TRY IT:
Copy out each line of the entries where the word "Index" is present.
╭─ SUPPLIED MATERIAL
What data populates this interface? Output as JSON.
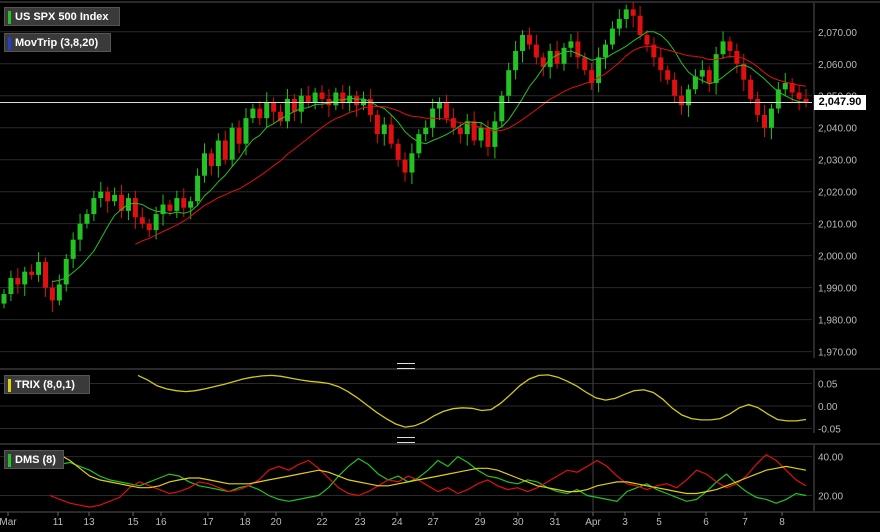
{
  "legends": {
    "main": {
      "label": "US SPX 500 Index",
      "color": "#22c322"
    },
    "movtrip": {
      "label": "MovTrip (3,8,20)",
      "color": "#2040d0"
    },
    "trix": {
      "label": "TRIX (8,0,1)",
      "color": "#e0d010"
    },
    "dms": {
      "label": "DMS (8)",
      "color": "#22c322"
    }
  },
  "price_badge": "2,047.90",
  "colors": {
    "up": "#22c322",
    "down": "#e01010",
    "fast": "#22c322",
    "slow": "#e01010",
    "trix": "#d4c818",
    "dms_plus": "#22c322",
    "dms_minus": "#e01010",
    "adx": "#e0d010",
    "grid": "#2a2a2a",
    "axis_text": "#bbbbbb"
  },
  "chart_data": [
    {
      "type": "candlestick",
      "title": "US SPX 500 Index",
      "ylim": [
        1968,
        2079
      ],
      "yticks": [
        "1,970.00",
        "1,980.00",
        "1,990.00",
        "2,000.00",
        "2,010.00",
        "2,020.00",
        "2,030.00",
        "2,040.00",
        "2,050.00",
        "2,060.00",
        "2,070.00"
      ],
      "ytick_values": [
        1970,
        1980,
        1990,
        2000,
        2010,
        2020,
        2030,
        2040,
        2050,
        2060,
        2070
      ],
      "last_price": 2047.9,
      "x_labels": [
        "Mar",
        "11",
        "13",
        "15",
        "16",
        "17",
        "18",
        "20",
        "22",
        "23",
        "24",
        "27",
        "29",
        "30",
        "31",
        "Apr",
        "3",
        "5",
        "6",
        "7",
        "8"
      ],
      "closes": [
        1988,
        1993,
        1991,
        1995,
        1994,
        1998,
        1990,
        1986,
        1991,
        1999,
        2005,
        2010,
        2013,
        2018,
        2020,
        2017,
        2019,
        2014,
        2018,
        2012,
        2010,
        2008,
        2013,
        2016,
        2014,
        2018,
        2015,
        2017,
        2025,
        2032,
        2028,
        2036,
        2030,
        2040,
        2035,
        2043,
        2046,
        2043,
        2048,
        2045,
        2042,
        2049,
        2045,
        2050,
        2048,
        2051,
        2049,
        2047,
        2051,
        2048,
        2050,
        2047,
        2049,
        2044,
        2038,
        2041,
        2035,
        2030,
        2026,
        2032,
        2038,
        2040,
        2046,
        2048,
        2043,
        2040,
        2038,
        2042,
        2036,
        2040,
        2034,
        2042,
        2050,
        2058,
        2064,
        2069,
        2066,
        2062,
        2059,
        2064,
        2060,
        2065,
        2067,
        2062,
        2058,
        2054,
        2062,
        2066,
        2071,
        2074,
        2077,
        2075,
        2069,
        2066,
        2062,
        2058,
        2055,
        2050,
        2047,
        2052,
        2056,
        2058,
        2054,
        2063,
        2067,
        2064,
        2060,
        2055,
        2049,
        2044,
        2040,
        2046,
        2052,
        2054,
        2051,
        2049,
        2047.9
      ]
    },
    {
      "type": "line",
      "title": "TRIX (8,0,1)",
      "ylim": [
        -0.06,
        0.08
      ],
      "yticks": [
        "0.05",
        "0.00",
        "-0.05"
      ],
      "ytick_values": [
        0.05,
        0.0,
        -0.05
      ],
      "values": [
        0.068,
        0.058,
        0.045,
        0.038,
        0.034,
        0.032,
        0.034,
        0.038,
        0.043,
        0.048,
        0.054,
        0.06,
        0.064,
        0.067,
        0.068,
        0.066,
        0.062,
        0.058,
        0.055,
        0.053,
        0.05,
        0.043,
        0.032,
        0.018,
        0.002,
        -0.014,
        -0.028,
        -0.04,
        -0.047,
        -0.044,
        -0.035,
        -0.022,
        -0.012,
        -0.006,
        -0.004,
        -0.005,
        -0.01,
        -0.008,
        0.006,
        0.025,
        0.045,
        0.06,
        0.068,
        0.069,
        0.064,
        0.055,
        0.044,
        0.03,
        0.018,
        0.013,
        0.017,
        0.026,
        0.034,
        0.036,
        0.03,
        0.015,
        -0.005,
        -0.02,
        -0.028,
        -0.031,
        -0.031,
        -0.028,
        -0.018,
        -0.004,
        0.003,
        -0.004,
        -0.018,
        -0.03,
        -0.033,
        -0.033,
        -0.03
      ]
    },
    {
      "type": "line",
      "title": "DMS (8)",
      "ylim": [
        12,
        46
      ],
      "yticks": [
        "40.00",
        "20.00"
      ],
      "ytick_values": [
        40,
        20
      ],
      "series": [
        {
          "values": [
            38,
            36,
            37,
            35,
            33,
            30,
            28,
            27,
            26,
            25,
            27,
            29,
            31,
            30,
            27,
            25,
            24,
            23,
            22,
            24,
            25,
            23,
            20,
            18,
            17,
            18,
            19,
            20,
            24,
            30,
            35,
            39,
            36,
            31,
            28,
            30,
            27,
            29,
            33,
            38,
            35,
            40,
            37,
            33,
            30,
            29,
            27,
            26,
            28,
            27,
            24,
            22,
            21,
            23,
            20,
            19,
            18,
            17,
            22,
            24,
            26,
            23,
            21,
            19,
            17,
            18,
            22,
            27,
            31,
            26,
            22,
            19,
            18,
            16,
            18,
            21,
            20
          ]
        },
        {
          "values": [
            20,
            18,
            16,
            15,
            14,
            15,
            17,
            19,
            24,
            27,
            25,
            23,
            21,
            22,
            24,
            27,
            26,
            24,
            22,
            23,
            25,
            28,
            33,
            35,
            33,
            36,
            38,
            34,
            29,
            24,
            21,
            20,
            22,
            25,
            28,
            27,
            30,
            28,
            25,
            22,
            24,
            21,
            23,
            26,
            28,
            25,
            23,
            24,
            22,
            24,
            27,
            30,
            33,
            32,
            35,
            38,
            35,
            30,
            26,
            25,
            23,
            25,
            26,
            24,
            28,
            33,
            31,
            27,
            24,
            26,
            30,
            36,
            41,
            38,
            33,
            28,
            25
          ]
        },
        {
          "values": [
            42,
            41,
            38,
            34,
            30,
            28,
            27,
            26,
            25,
            24,
            24,
            25,
            27,
            28,
            29,
            29,
            28,
            27,
            26,
            26,
            26,
            27,
            28,
            29,
            30,
            31,
            32,
            33,
            32,
            30,
            28,
            27,
            26,
            25,
            25,
            26,
            27,
            28,
            29,
            30,
            31,
            32,
            33,
            34,
            34,
            33,
            31,
            29,
            27,
            25,
            24,
            23,
            22,
            22,
            23,
            25,
            26,
            27,
            27,
            26,
            25,
            24,
            23,
            22,
            21,
            21,
            22,
            23,
            25,
            27,
            29,
            31,
            33,
            34,
            35,
            34,
            33
          ]
        }
      ]
    }
  ]
}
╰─
EXERCISE RESULT:
      "label": "US SPX 500 Index",
      "title": "US SPX 500 Index",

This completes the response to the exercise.